The House of Lords authorities are refusing to hand over officials’ estimates of how much it will cost taxpayers to replace the chamber with a mostly elected senate, prompting anger from Tory politicians.
Officials have rejected a freedom of information request by the Financial Times, saying that the relevant information was produced “solely” for the joint committee on Lords reform. “A decision was taken by them not to publish it as part of their report,” they said in their response.
David Davis, MP for Haltemprice and Howden, said there was a “clear-cut case” for the cost estimates to be put in the public domain.
“There is a very clear argument for this,” said the influential former frontbencher. “It will be very hard for them to refuse to do it.” Mr David predicted that the question would be put to Nick Clegg: “What’s he going to say? ‘We don’t know?’ He can’t do that can he?”
Another Tory MP told the FT: “This is a genuine public issue how can we reach a decision about its merits when we have no cost-benefit analysis?”
The issue comes to a head on Wednesday when Lords reform is part of the Queen’s speech setting out the legislative programme for the forthcoming parliamentary year. Baroness Shephard, a Tory peer on the joint committee, has said that the “public really should know” what the extra cost of an elected chamber would be. “I wonder if it were put to them …whether they would be as enthusiastic for 450 more elected paid party politicians,” she said.
Estimates of the cost vary because of the many different assumptions as to the size and scope of the new chamber.
Lord Lipsey, a Labour peer, has estimated that the elected chamber could cost an extra £433m from 2015 to 2020. But the peer has admitted that this is probably an over-estimate as it was calculated nearly a year ago and ignores the fact that for the first decade there would be surviving members who would not receive a salary.
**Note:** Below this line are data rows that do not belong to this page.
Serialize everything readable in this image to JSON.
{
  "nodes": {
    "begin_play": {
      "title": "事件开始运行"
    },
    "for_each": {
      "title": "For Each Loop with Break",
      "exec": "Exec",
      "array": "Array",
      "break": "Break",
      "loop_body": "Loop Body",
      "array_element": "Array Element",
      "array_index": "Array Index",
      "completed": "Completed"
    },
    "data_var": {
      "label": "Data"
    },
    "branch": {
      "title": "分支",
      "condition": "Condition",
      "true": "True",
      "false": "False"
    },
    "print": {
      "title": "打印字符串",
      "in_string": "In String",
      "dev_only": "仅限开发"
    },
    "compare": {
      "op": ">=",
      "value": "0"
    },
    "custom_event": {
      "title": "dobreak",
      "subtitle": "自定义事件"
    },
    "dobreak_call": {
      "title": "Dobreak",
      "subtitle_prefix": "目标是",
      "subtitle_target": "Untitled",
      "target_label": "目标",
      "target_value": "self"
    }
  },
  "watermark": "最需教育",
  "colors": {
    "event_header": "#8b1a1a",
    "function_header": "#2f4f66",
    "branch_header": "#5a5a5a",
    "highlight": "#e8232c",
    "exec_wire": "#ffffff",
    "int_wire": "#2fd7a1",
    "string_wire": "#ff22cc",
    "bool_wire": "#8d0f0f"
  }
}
Lord Tyler, a Lib Dem peer who backs the reforms, said opponents had used “ridiculous exaggeration” in their cost estimates. “They owe your House an apology for making such misleading use of totally out-of-date and speculative estimates.”
But that still leaves everyone at sea as to what a realistic figure should look like. Mark Harper, constitutional reform minister, has said the government could not publish any costings until it had more detail of how new second chamber would work.
The Lords officials said that their estimates were based on “certain assumptions” which ultimately could prove to be incorrect.